TO DO>
Would you repeat all the lines below, exactly as they stand?

SUPPLIED DATA>
▬▬▬▬▬▬▬▬▬▬
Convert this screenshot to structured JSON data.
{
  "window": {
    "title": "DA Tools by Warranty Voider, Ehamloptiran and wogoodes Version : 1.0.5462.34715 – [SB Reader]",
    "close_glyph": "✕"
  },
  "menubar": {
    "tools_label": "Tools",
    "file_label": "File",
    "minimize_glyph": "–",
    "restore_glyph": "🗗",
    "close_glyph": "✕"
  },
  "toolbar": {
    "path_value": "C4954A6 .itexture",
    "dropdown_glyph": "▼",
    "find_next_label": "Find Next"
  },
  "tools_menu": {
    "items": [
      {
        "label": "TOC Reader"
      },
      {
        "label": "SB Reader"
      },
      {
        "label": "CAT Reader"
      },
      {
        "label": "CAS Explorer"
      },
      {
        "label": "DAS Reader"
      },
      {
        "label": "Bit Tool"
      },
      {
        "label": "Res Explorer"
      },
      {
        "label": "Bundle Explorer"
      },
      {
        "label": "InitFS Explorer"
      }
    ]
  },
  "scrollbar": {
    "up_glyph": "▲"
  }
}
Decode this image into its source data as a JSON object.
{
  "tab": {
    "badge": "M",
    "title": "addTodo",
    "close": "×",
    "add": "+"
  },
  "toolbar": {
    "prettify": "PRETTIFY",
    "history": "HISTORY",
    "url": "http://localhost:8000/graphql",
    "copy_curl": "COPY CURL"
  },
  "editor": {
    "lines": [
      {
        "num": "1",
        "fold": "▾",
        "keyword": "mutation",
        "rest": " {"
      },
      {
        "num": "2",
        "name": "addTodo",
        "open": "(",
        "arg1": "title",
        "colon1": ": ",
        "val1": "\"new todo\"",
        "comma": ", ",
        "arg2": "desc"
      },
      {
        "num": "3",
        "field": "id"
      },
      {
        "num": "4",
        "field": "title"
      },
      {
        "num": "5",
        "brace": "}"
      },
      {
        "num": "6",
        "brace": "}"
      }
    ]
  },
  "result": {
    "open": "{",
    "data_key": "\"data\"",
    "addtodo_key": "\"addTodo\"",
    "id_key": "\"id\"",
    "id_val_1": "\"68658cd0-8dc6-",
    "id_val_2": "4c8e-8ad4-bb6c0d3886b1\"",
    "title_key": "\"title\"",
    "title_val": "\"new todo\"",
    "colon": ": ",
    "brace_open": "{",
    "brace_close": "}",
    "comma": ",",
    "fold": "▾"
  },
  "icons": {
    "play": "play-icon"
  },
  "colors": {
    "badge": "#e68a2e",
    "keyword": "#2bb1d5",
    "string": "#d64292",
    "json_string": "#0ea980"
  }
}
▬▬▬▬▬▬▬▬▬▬
WRITTEN SOLUTION>
Convert this screenshot to structured JSON data.
{
  "window": {
    "title": "DA Tools by Warranty Voider, Ehamloptiran and wogoodes Version : 1.0.5462.34715 – [SB Reader]",
    "close_glyph": "✕"
  },
  "menubar": {
    "tools_label": "Tools",
    "file_label": "File",
    "minimize_glyph": "–",
    "restore_glyph": "🗗",
    "close_glyph": "✕"
  },
  "toolbar": {
    "path_value": "C4954A6 .itexture",
    "dropdown_glyph": "▼",
    "find_next_label": "Find Next"
  },
  "tools_menu": {
    "items": [
      {
        "label": "TOC Reader"
      },
      {
        "label": "SB Reader"
      },
      {
        "label": "CAT Reader"
      },
      {
        "label": "CAS Explorer"
      },
      {
        "label": "DAS Reader"
      },
      {
        "label": "Bit Tool"
      },
      {
        "label": "Res Explorer"
      },
      {
        "label": "Bundle Explorer"
      },
      {
        "label": "InitFS Explorer"
      }
    ]
  },
  "scrollbar": {
    "up_glyph": "▲"
  }
}
Decode this image into its source data as a JSON object.
{
  "tab": {
    "badge": "M",
    "title": "addTodo",
    "close": "×",
    "add": "+"
  },
  "toolbar": {
    "prettify": "PRETTIFY",
    "history": "HISTORY",
    "url": "http://localhost:8000/graphql",
    "copy_curl": "COPY CURL"
  },
  "editor": {
    "lines": [
      {
        "num": "1",
        "fold": "▾",
        "keyword": "mutation",
        "rest": " {"
      },
      {
        "num": "2",
        "name": "addTodo",
        "open": "(",
        "arg1": "title",
        "colon1": ": ",
        "val1": "\"new todo\"",
        "comma": ", ",
        "arg2": "desc"
      },
      {
        "num": "3",
        "field": "id"
      },
      {
        "num": "4",
        "field": "title"
      },
      {
        "num": "5",
        "brace": "}"
      },
      {
        "num": "6",
        "brace": "}"
      }
    ]
  },
  "result": {
    "open": "{",
    "data_key": "\"data\"",
    "addtodo_key": "\"addTodo\"",
    "id_key": "\"id\"",
    "id_val_1": "\"68658cd0-8dc6-",
    "id_val_2": "4c8e-8ad4-bb6c0d3886b1\"",
    "title_key": "\"title\"",
    "title_val": "\"new todo\"",
    "colon": ": ",
    "brace_open": "{",
    "brace_close": "}",
    "comma": ",",
    "fold": "▾"
  },
  "icons": {
    "play": "play-icon"
  },
  "colors": {
    "badge": "#e68a2e",
    "keyword": "#2bb1d5",
    "string": "#d64292",
    "json_string": "#0ea980"
  }
}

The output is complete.